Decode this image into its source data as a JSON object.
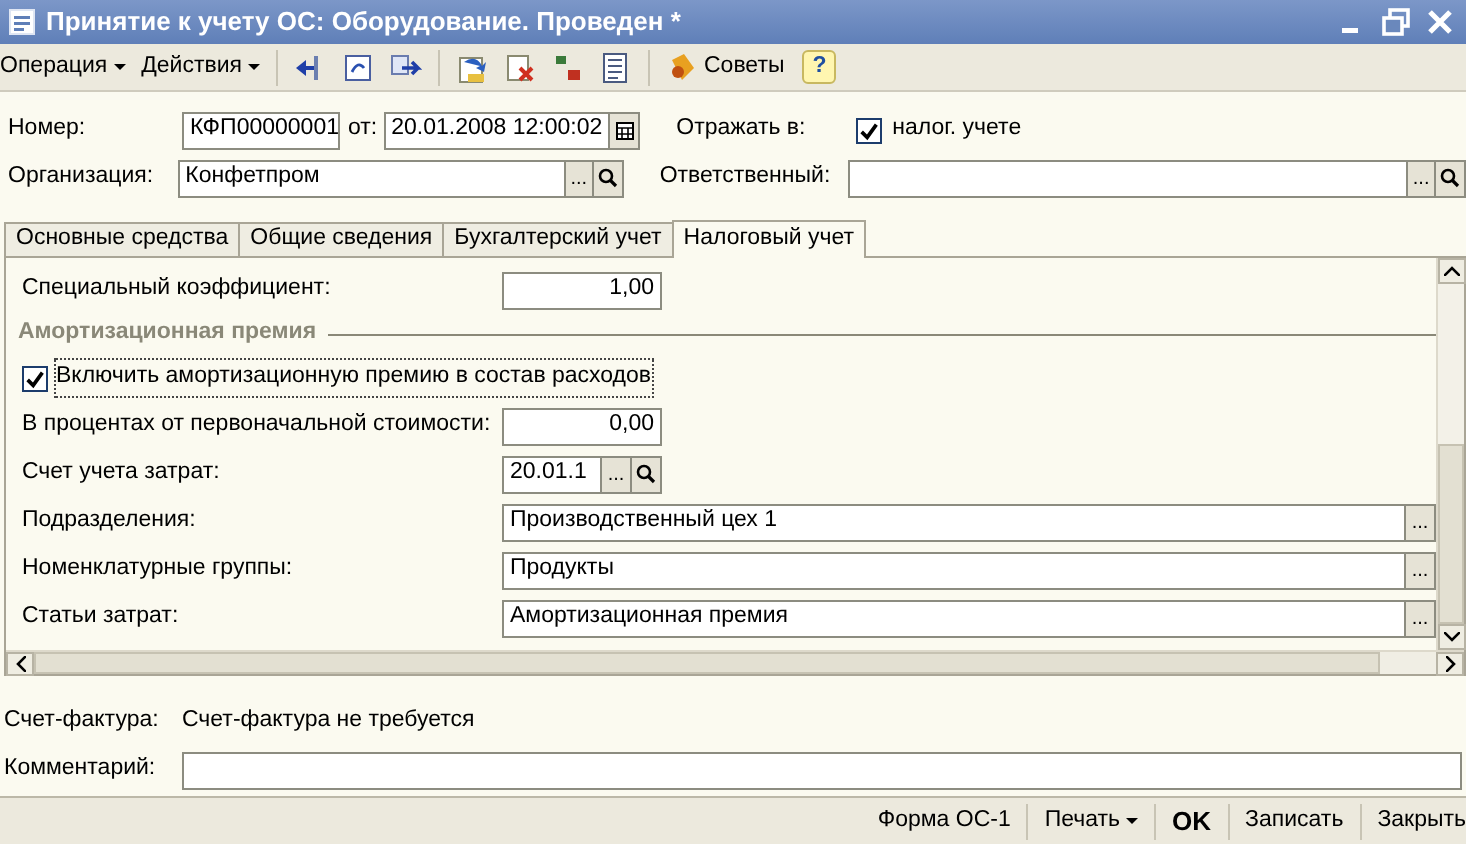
{
  "window": {
    "title": "Принятие к учету ОС: Оборудование. Проведен *"
  },
  "toolbar": {
    "menus": [
      "Операция",
      "Действия"
    ],
    "tips": "Советы",
    "help": "?"
  },
  "header": {
    "number_label": "Номер:",
    "number": "КФП00000001",
    "date_label": "от:",
    "date": "20.01.2008 12:00:02",
    "reflect_label": "Отражать в:",
    "reflect_checkbox": {
      "label": "налог. учете",
      "checked": true
    },
    "org_label": "Организация:",
    "org": "Конфетпром",
    "org_select": "...",
    "responsible_label": "Ответственный:",
    "responsible_select": "..."
  },
  "tabs": [
    {
      "label": "Основные средства",
      "selected": false
    },
    {
      "label": "Общие сведения",
      "selected": false
    },
    {
      "label": "Бухгалтерский учет",
      "selected": false
    },
    {
      "label": "Налоговый учет",
      "selected": true
    }
  ],
  "tax_rows": [
    {
      "kind": "number",
      "label": "Специальный коэффициент:",
      "value": "1,00"
    },
    {
      "kind": "section",
      "label": "Амортизационная премия"
    },
    {
      "kind": "checkbox",
      "label": "Включить амортизационную премию в состав расходов",
      "checked": true
    },
    {
      "kind": "number",
      "label": "В процентах от первоначальной стоимости:",
      "value": "0,00"
    },
    {
      "kind": "account",
      "label": "Счет учета затрат:",
      "value": "20.01.1",
      "select": "..."
    },
    {
      "kind": "reference",
      "label": "Подразделения:",
      "value": "Производственный цех 1",
      "select": "..."
    },
    {
      "kind": "reference",
      "label": "Номенклатурные группы:",
      "value": "Продукты",
      "select": "..."
    },
    {
      "kind": "reference",
      "label": "Статьи затрат:",
      "value": "Амортизационная премия",
      "select": "..."
    }
  ],
  "invoice": {
    "label": "Счет-фактура:",
    "value": "Счет-фактура не требуется"
  },
  "comment": {
    "label": "Комментарий:"
  },
  "footer_buttons": [
    {
      "kind": "plain",
      "label": "Форма ОС-1"
    },
    {
      "kind": "menu",
      "label": "Печать"
    },
    {
      "kind": "default",
      "label": "OK"
    },
    {
      "kind": "plain",
      "label": "Записать"
    },
    {
      "kind": "plain",
      "label": "Закрыть"
    }
  ]
}
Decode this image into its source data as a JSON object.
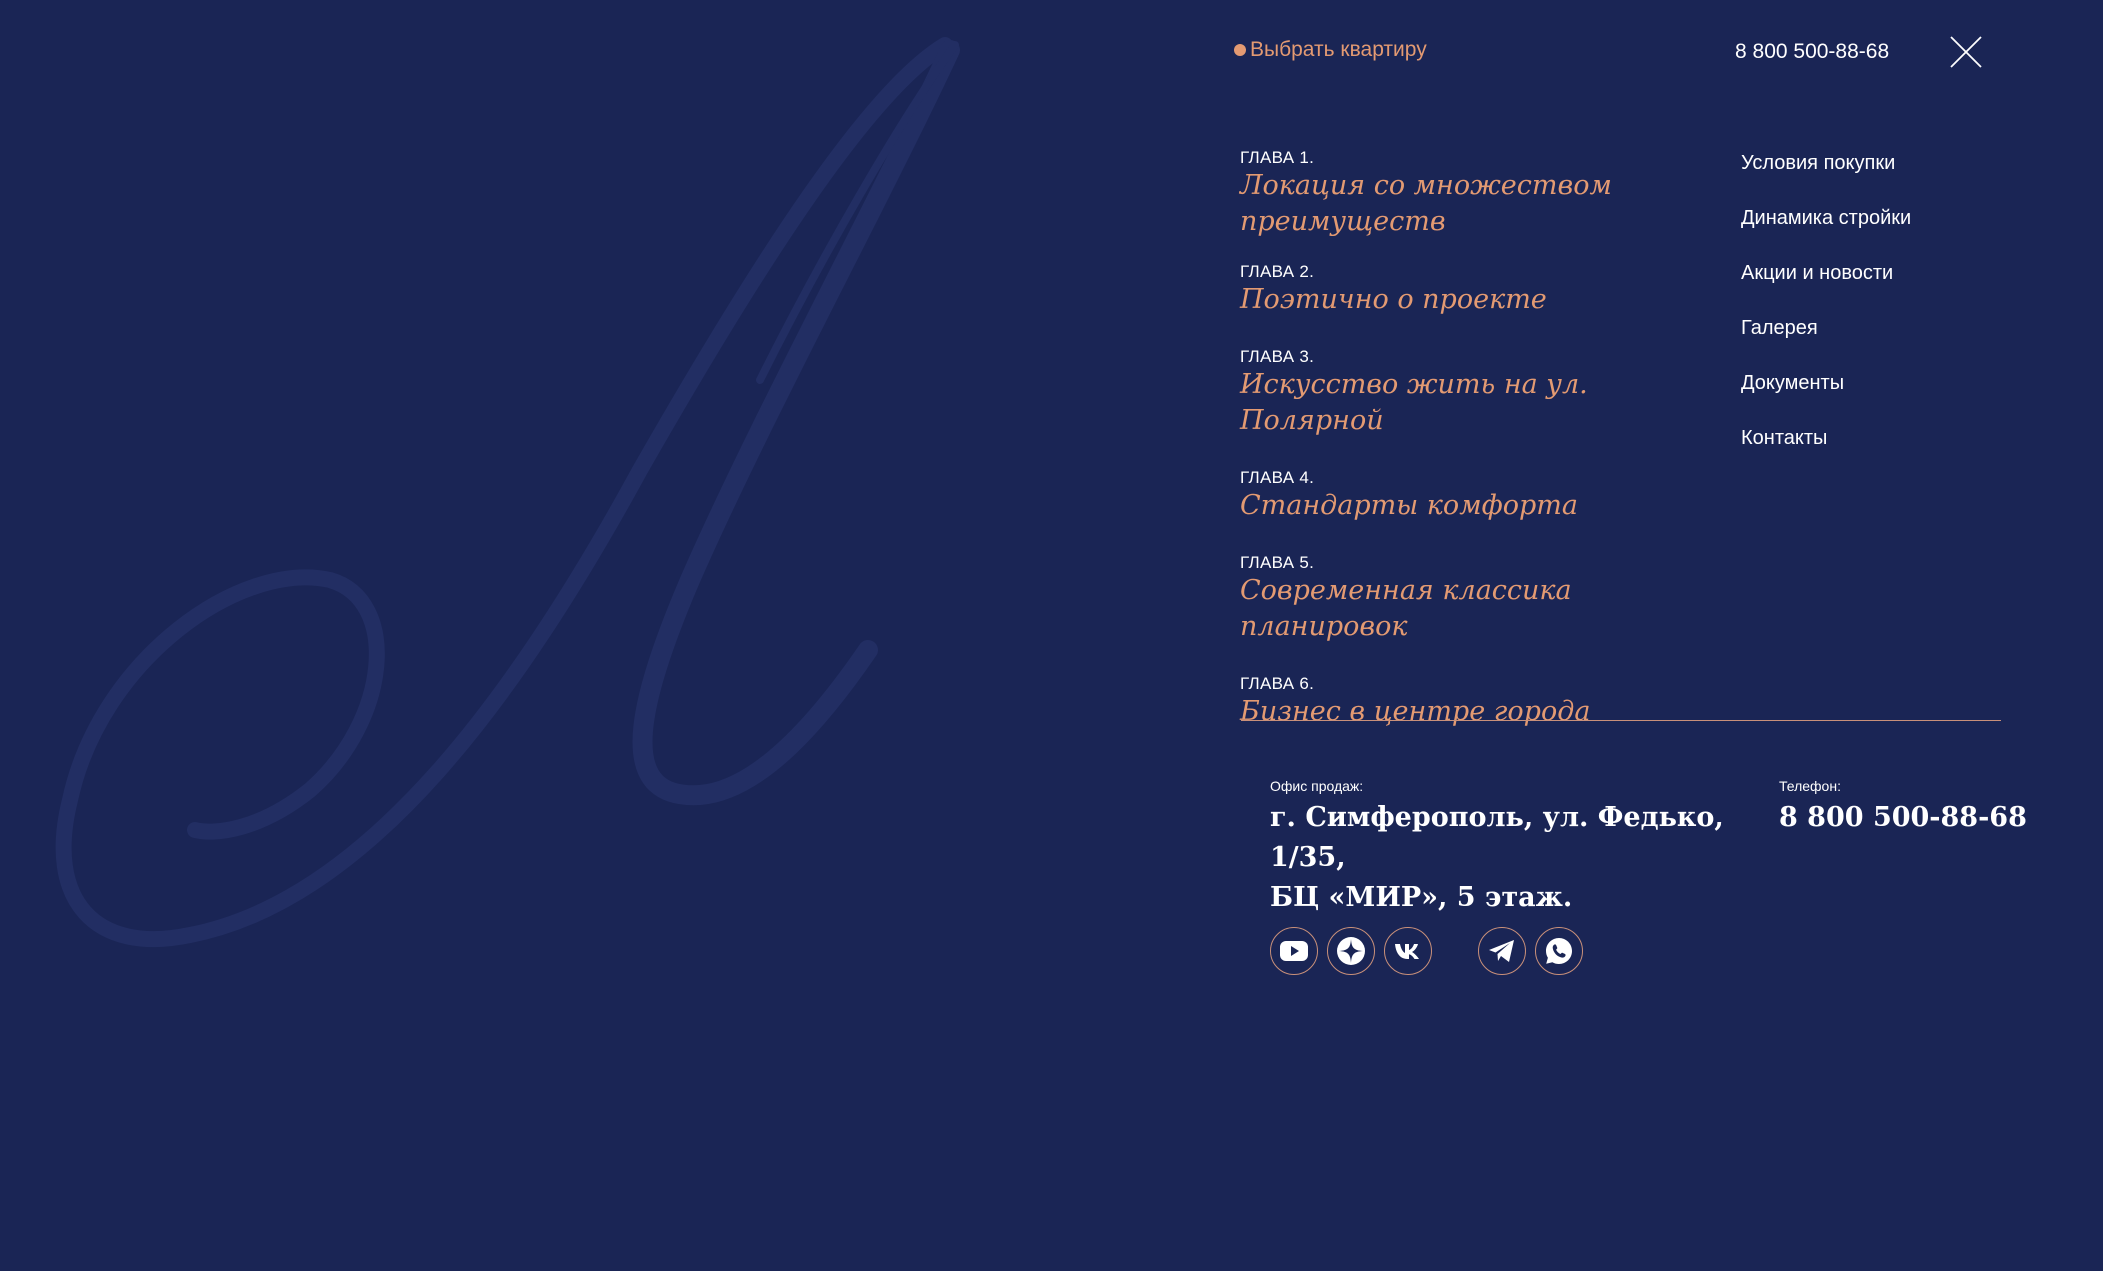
{
  "header": {
    "choose_apartment": "Выбрать квартиру",
    "phone": "8 800 500-88-68",
    "close_icon": "close-icon"
  },
  "chapters": [
    {
      "number": "ГЛАВА 1.",
      "title_line1": "Локация со множеством",
      "title_line2": "преимуществ"
    },
    {
      "number": "ГЛАВА 2.",
      "title_line1": "Поэтично о проекте"
    },
    {
      "number": "ГЛАВА 3.",
      "title_line1": "Искусство жить на ул. Полярной"
    },
    {
      "number": "ГЛАВА 4.",
      "title_line1": "Стандарты комфорта"
    },
    {
      "number": "ГЛАВА 5.",
      "title_line1": "Современная классика планировок"
    },
    {
      "number": "ГЛАВА 6.",
      "title_line1": "Бизнес в центре города"
    }
  ],
  "nav": [
    "Условия покупки",
    "Динамика стройки",
    "Акции и новости",
    "Галерея",
    "Документы",
    "Контакты"
  ],
  "office": {
    "label": "Офис продаж:",
    "address_line1": "г. Симферополь, ул. Федько, 1/35,",
    "address_line2": "БЦ «МИР», 5 этаж."
  },
  "contact": {
    "label": "Телефон:",
    "phone": "8 800 500-88-68"
  },
  "social": [
    "youtube-icon",
    "dzen-icon",
    "vk-icon",
    "telegram-icon",
    "whatsapp-icon"
  ],
  "colors": {
    "background": "#1a2555",
    "accent": "#e39a72",
    "text": "#ffffff"
  }
}
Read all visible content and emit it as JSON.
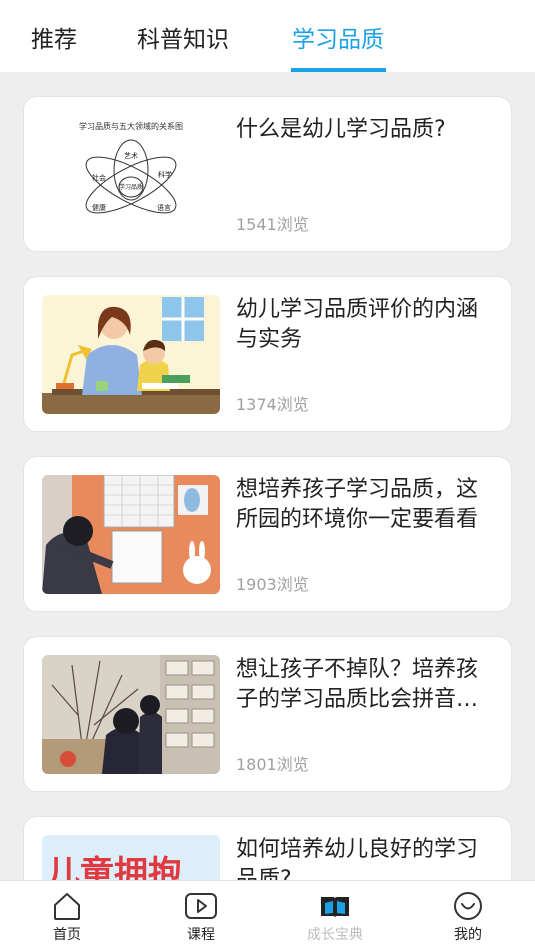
{
  "tabs": [
    {
      "label": "推荐"
    },
    {
      "label": "科普知识"
    },
    {
      "label": "学习品质"
    }
  ],
  "active_tab_index": 2,
  "accent_color": "#1aa1e6",
  "articles": [
    {
      "title": "什么是幼儿学习品质?",
      "views": "1541浏览",
      "thumb": {
        "type": "diagram",
        "caption": "学习品质与五大领域的关系图",
        "labels": [
          "艺术",
          "社会",
          "科学",
          "学习品质",
          "健康",
          "语言"
        ]
      }
    },
    {
      "title": "幼儿学习品质评价的内涵与实务",
      "views": "1374浏览",
      "thumb": {
        "type": "illustration-mother-child"
      }
    },
    {
      "title": "想培养孩子学习品质，这所园的环境你一定要看看",
      "views": "1903浏览",
      "thumb": {
        "type": "photo-classroom-wall"
      }
    },
    {
      "title": "想让孩子不掉队？培养孩子的学习品质比会拼音更重要",
      "views": "1801浏览",
      "thumb": {
        "type": "photo-kids-at-desk"
      }
    },
    {
      "title": "如何培养幼儿良好的学习品质?",
      "views": "",
      "thumb": {
        "type": "banner",
        "text": "儿童拥抱"
      }
    }
  ],
  "bottom_nav": [
    {
      "label": "首页",
      "icon": "home-icon"
    },
    {
      "label": "课程",
      "icon": "play-icon"
    },
    {
      "label": "成长宝典",
      "icon": "book-icon"
    },
    {
      "label": "我的",
      "icon": "smile-icon"
    }
  ],
  "active_nav_index": 2
}
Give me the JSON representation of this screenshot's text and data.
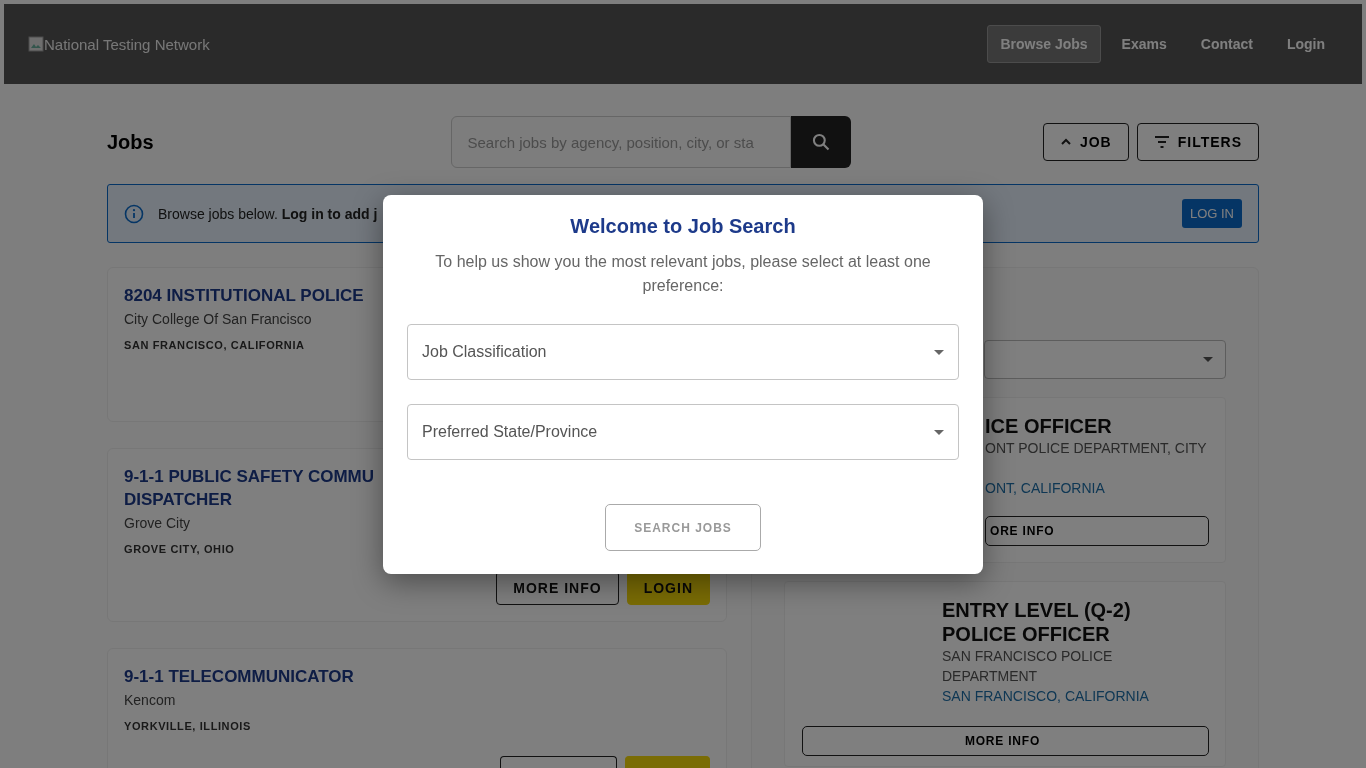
{
  "header": {
    "logo_alt": "National Testing Network",
    "nav": [
      {
        "label": "Browse Jobs",
        "selected": true
      },
      {
        "label": "Exams",
        "selected": false
      },
      {
        "label": "Contact",
        "selected": false
      },
      {
        "label": "Login",
        "selected": false
      }
    ]
  },
  "toolbar": {
    "title": "Jobs",
    "search": {
      "placeholder": "Search jobs by agency, position, city, or sta"
    },
    "buttons": [
      {
        "label": "JOB",
        "kind": "caret"
      },
      {
        "label": "FILTERS",
        "kind": "filter"
      }
    ]
  },
  "banner": {
    "text": "Browse jobs below. **Log in to add j**",
    "button": "LOG IN"
  },
  "jobs": [
    {
      "title": "8204 INSTITUTIONAL POLICE",
      "agency": "City College Of San Francisco",
      "location": "SAN FRANCISCO, CALIFORNIA"
    },
    {
      "title": "9-1-1 PUBLIC SAFETY COMMU",
      "title_line_2": "DISPATCHER",
      "agency": "Grove City",
      "location": "GROVE CITY, OHIO",
      "actions": [
        {
          "label": "MORE INFO",
          "kind": "outline"
        },
        {
          "label": "LOGIN",
          "kind": "primary"
        }
      ]
    },
    {
      "title": "9-1-1 TELECOMMUNICATOR",
      "agency": "Kencom",
      "location": "YORKVILLE, ILLINOIS",
      "actions_cut": true
    }
  ],
  "featured": {
    "cards": [
      {
        "covered": true,
        "title": "ICE OFFICER",
        "agency": "ONT POLICE DEPARTMENT, CITY",
        "location": "ONT, CALIFORNIA",
        "button": "ORE INFO"
      },
      {
        "covered": false,
        "title": "ENTRY LEVEL (Q-2) POLICE OFFICER",
        "agency": "SAN FRANCISCO POLICE DEPARTMENT",
        "location": "SAN FRANCISCO, CALIFORNIA",
        "button": "MORE INFO"
      }
    ]
  },
  "modal": {
    "title": "Welcome to Job Search",
    "text": "To help us show you the most relevant jobs, please select at least one preference:",
    "fields": [
      {
        "label": "Job Classification"
      },
      {
        "label": "Preferred State/Province"
      }
    ],
    "button": "SEARCH JOBS"
  }
}
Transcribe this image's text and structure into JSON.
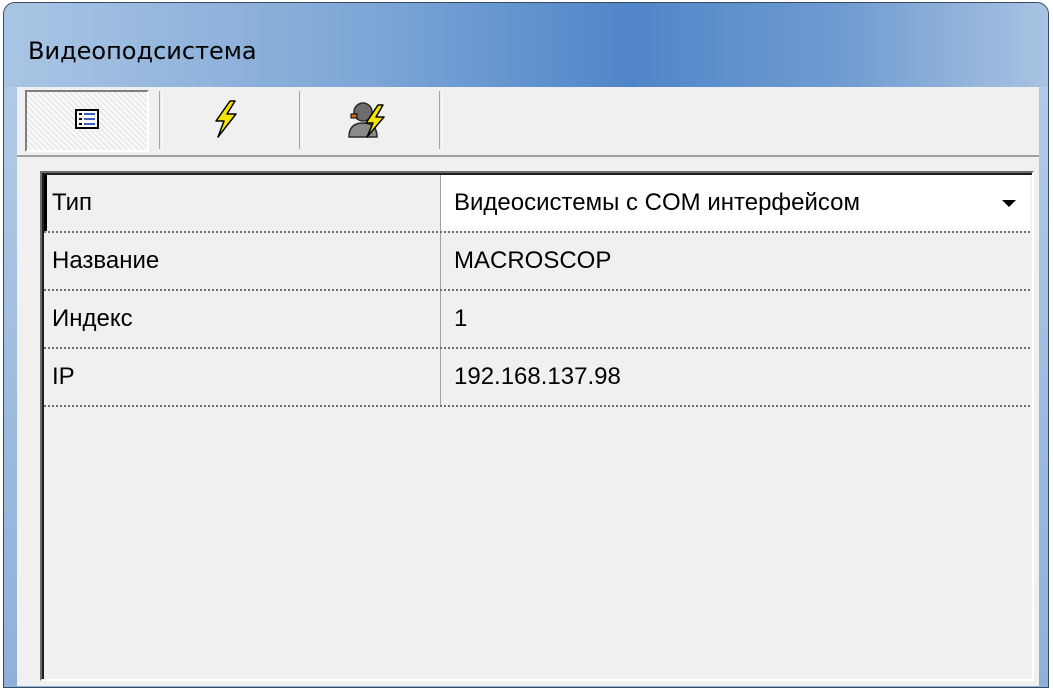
{
  "window": {
    "title": "Видеоподсистема"
  },
  "toolbar": {
    "buttons": [
      {
        "icon": "properties-list-icon",
        "pressed": true
      },
      {
        "icon": "lightning-icon",
        "pressed": false
      },
      {
        "icon": "user-lightning-icon",
        "pressed": false
      }
    ]
  },
  "properties": [
    {
      "label": "Тип",
      "value": "Видеосистемы с COM интерфейсом",
      "dropdown": true
    },
    {
      "label": "Название",
      "value": "MACROSCOP"
    },
    {
      "label": "Индекс",
      "value": "1"
    },
    {
      "label": "IP",
      "value": "192.168.137.98"
    }
  ],
  "colors": {
    "title_gradient_center": "#4f86c9",
    "client_bg": "#f0f0f0",
    "lightning": "#f5e400"
  }
}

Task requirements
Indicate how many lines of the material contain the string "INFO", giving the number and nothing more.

Answer
3